When do you tell them that your mother may be ending her third marriage, your father is a recovering alcoholic and you lost your brother to a car accident?
Encourage couples to have open and honest meetings with each other
Experts suggest that encouraging an environment which fosters honesty and transparency is a good way to begin a new relationship. Being open, honest and vulnerable encourages your partner to do the same.
Mistrust triggered by dishonesty or withholding important information can damage the strong foundation most couples are trying hard to build. Introducing family challenges and struggles then comes more easy when a culture of honesty is already built into the relationship.
Couples need to have regular meetings, at least monthly and preferably bi-weekly to check in on their relationship. Asking questions like – ‘How are we doing? Is there anything you are concerned about, or we need to talk about?’, helps to foster an open dialogue about all the challenges and successes which couples experience in their relationships.

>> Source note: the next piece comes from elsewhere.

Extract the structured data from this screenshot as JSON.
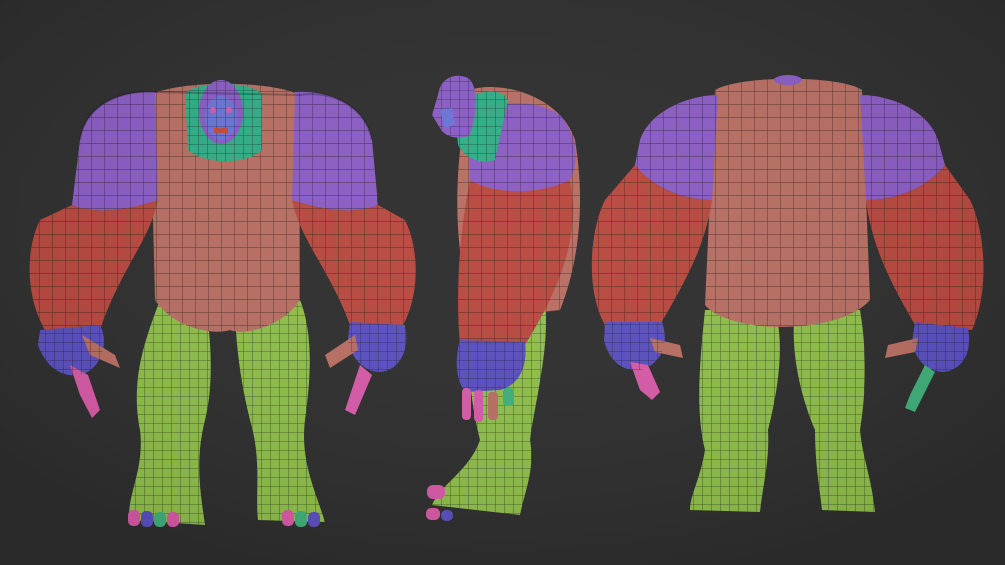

It’s never too late to start this and sometimes meeting the family is a perfect opportunity to start. Below are tips to help open that conversation –
1. Inform your partner before introducing him/her to your family
If you are about to introduce your partner to your family, let them know your plans and share more with them about your family to prepare them and help them feel more comfortable.
Either scheduling a time to talk or naturally introducing this when it feels comfortable are great approaches.
Do this at least a few days ahead of time so that your partner has time to think about it and ask questions at a later date.
2. Be direct and honest
Be direct and honest, do not sugar coat things because your partner might learn to not trust you.
This outcome is much more destructive than what you might be concerned about to begin with.
3. Expect empathy, else stay away
Remember that many people have experienced family losses, alcoholism, divorces and the like. A good partner will always understand this and be empathic and encouraging towards you.
But, if they fail to empathize with your pain, then this a warning bell for you about them and your chances of having a healthy long lasting relationship with them.
4. Never misrepresent yourself
Misrepresenting yourself is one of the worst things you can do in a relationship, especially early on.
Partners feel duped, misled, and angry which eventually sets the relationship up to be a troublesome right from the beginning.
Know who you are and where you have come from. This is exactly who you want to be in the relationship.
5. Get help
If there are things about yourself that embarrasses you or give you reasons to be ashamed of, getting help under such circumstance is the most courageous thing you can do.
This is for sure will benefit you more than being dishonest in a relationship.